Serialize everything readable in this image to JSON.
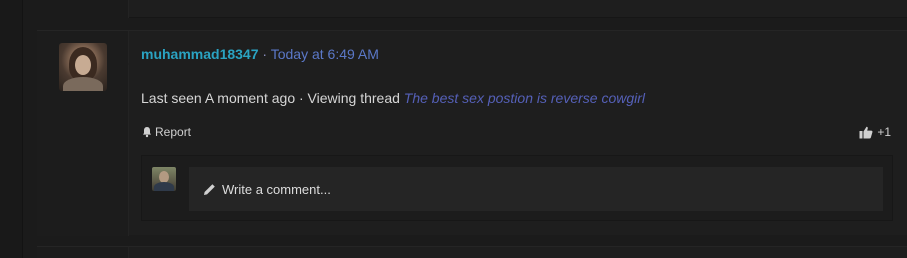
{
  "post": {
    "username": "muhammad18347",
    "separator": "·",
    "timestamp": "Today at 6:49 AM",
    "status_prefix": "Last seen A moment ago · Viewing thread",
    "thread_title": "The best sex postion is reverse cowgirl",
    "report_label": "Report",
    "like_count": "+1"
  },
  "comment": {
    "placeholder": "Write a comment..."
  },
  "icons": {
    "report": "bell-icon",
    "like": "thumbs-up-icon",
    "comment": "pencil-icon"
  },
  "colors": {
    "username": "#2aa3c2",
    "timestamp": "#5b78c8",
    "thread_link": "#5560b8",
    "background": "#1b1b1b"
  }
}
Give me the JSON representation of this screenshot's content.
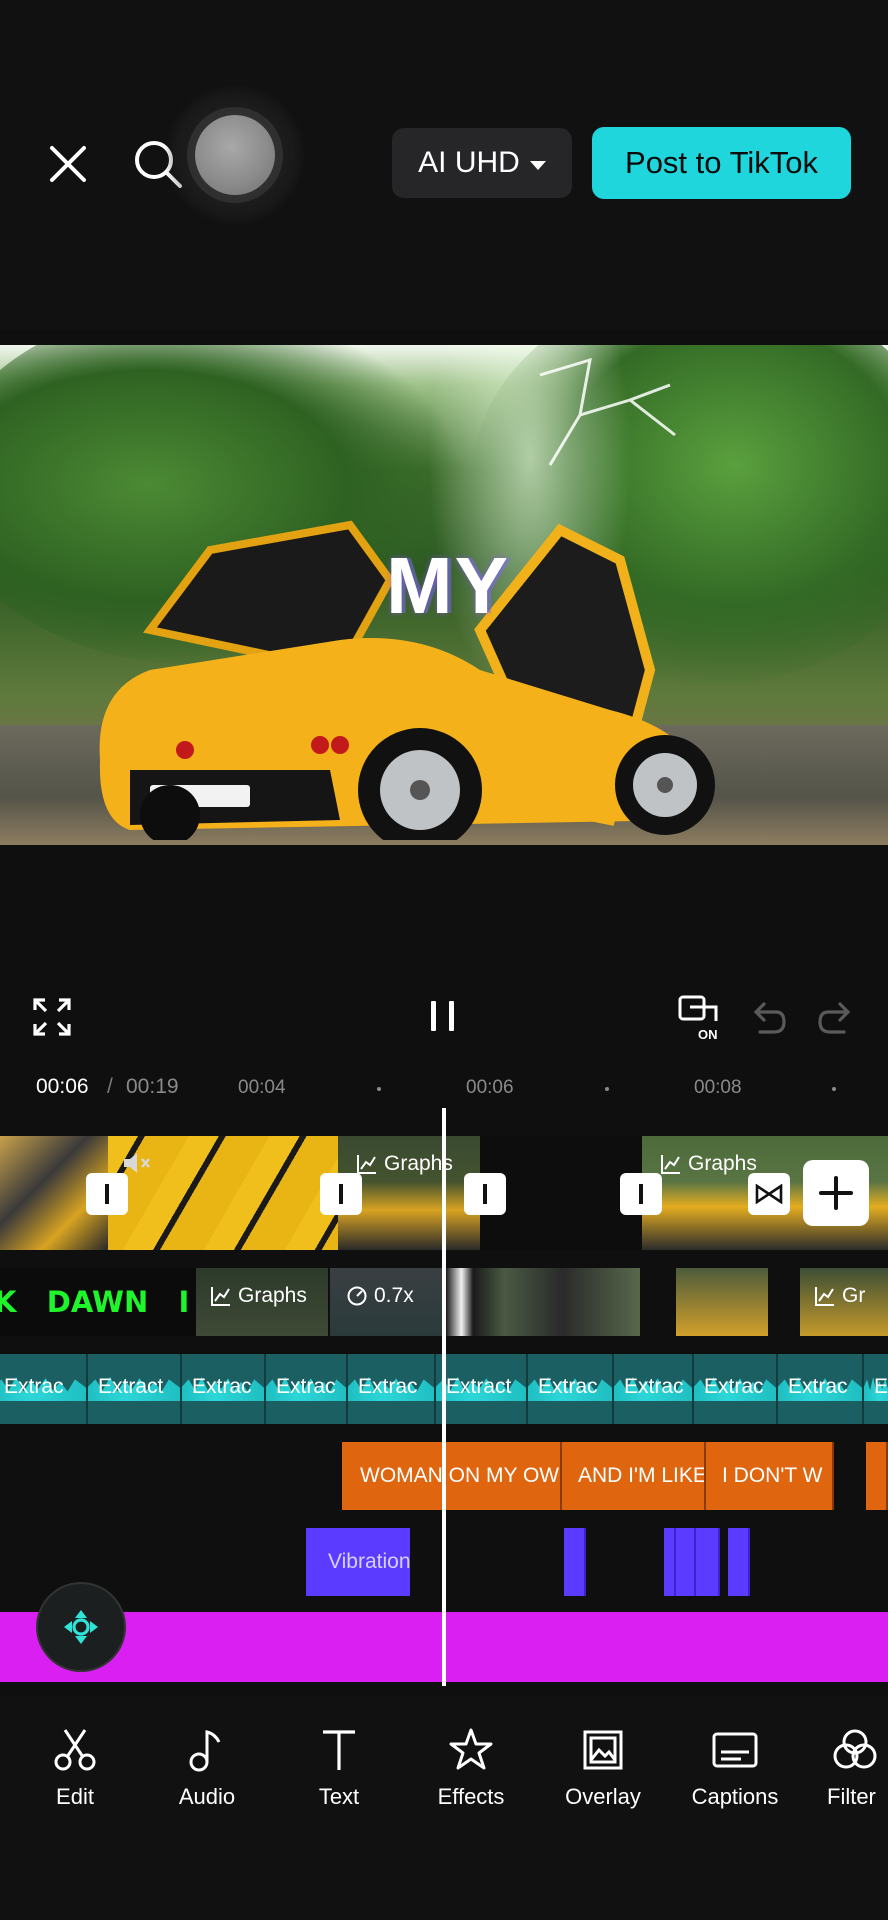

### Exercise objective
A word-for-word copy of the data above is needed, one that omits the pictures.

### Problem solution
Serialize everything readable in this image to JSON.
{
  "post": {
    "username": "muhammad18347",
    "separator": "·",
    "timestamp": "Today at 6:49 AM",
    "status_prefix": "Last seen A moment ago · Viewing thread",
    "thread_title": "The best sex postion is reverse cowgirl",
    "report_label": "Report",
    "like_count": "+1"
  },
  "comment": {
    "placeholder": "Write a comment..."
  },
  "icons": {
    "report": "bell-icon",
    "like": "thumbs-up-icon",
    "comment": "pencil-icon"
  },
  "colors": {
    "username": "#2aa3c2",
    "timestamp": "#5b78c8",
    "thread_link": "#5560b8",
    "background": "#1b1b1b"
  }
}
Give me the JSON representation of this screenshot's content.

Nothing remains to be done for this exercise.